__DATASET EXTRACT__:

* * * * * * * * *

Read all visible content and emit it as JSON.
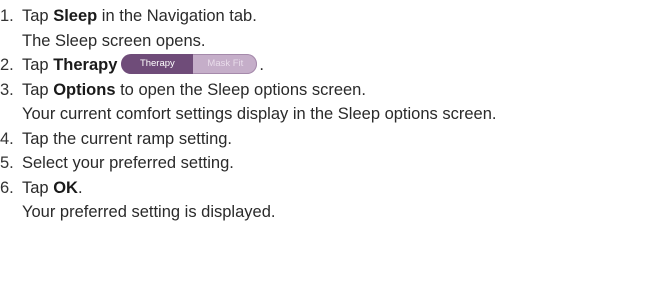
{
  "steps": [
    {
      "num": "1.",
      "before": "Tap ",
      "bold": "Sleep",
      "after": " in the Navigation tab."
    },
    {
      "sub": "The Sleep screen opens."
    },
    {
      "num": "2.",
      "before": "Tap ",
      "bold": "Therapy"
    },
    {
      "num": "3.",
      "before": "Tap ",
      "bold": "Options",
      "after": " to open the Sleep options screen."
    },
    {
      "sub": "Your current comfort settings display in the Sleep options screen."
    },
    {
      "num": "4.",
      "text": "Tap the current ramp setting."
    },
    {
      "num": "5.",
      "text": "Select your preferred setting."
    },
    {
      "num": "6.",
      "before": "Tap ",
      "bold": "OK",
      "after": "."
    },
    {
      "sub": "Your preferred setting is displayed."
    }
  ],
  "toggle": {
    "left_label": "Therapy",
    "right_label": "Mask Fit",
    "selected": "Therapy",
    "colors": {
      "active": "#6f4c79",
      "inactive": "#c5aec9"
    }
  },
  "step2_suffix": "."
}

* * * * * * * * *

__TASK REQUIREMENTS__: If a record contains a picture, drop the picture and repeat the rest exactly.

__RESPONSE TO THIS TASK__:
Read all visible content and emit it as JSON.
{
  "steps": [
    {
      "num": "1.",
      "before": "Tap ",
      "bold": "Sleep",
      "after": " in the Navigation tab."
    },
    {
      "sub": "The Sleep screen opens."
    },
    {
      "num": "2.",
      "before": "Tap ",
      "bold": "Therapy"
    },
    {
      "num": "3.",
      "before": "Tap ",
      "bold": "Options",
      "after": " to open the Sleep options screen."
    },
    {
      "sub": "Your current comfort settings display in the Sleep options screen."
    },
    {
      "num": "4.",
      "text": "Tap the current ramp setting."
    },
    {
      "num": "5.",
      "text": "Select your preferred setting."
    },
    {
      "num": "6.",
      "before": "Tap ",
      "bold": "OK",
      "after": "."
    },
    {
      "sub": "Your preferred setting is displayed."
    }
  ],
  "toggle": {
    "left_label": "Therapy",
    "right_label": "Mask Fit",
    "selected": "Therapy",
    "colors": {
      "active": "#6f4c79",
      "inactive": "#c5aec9"
    }
  },
  "step2_suffix": "."
}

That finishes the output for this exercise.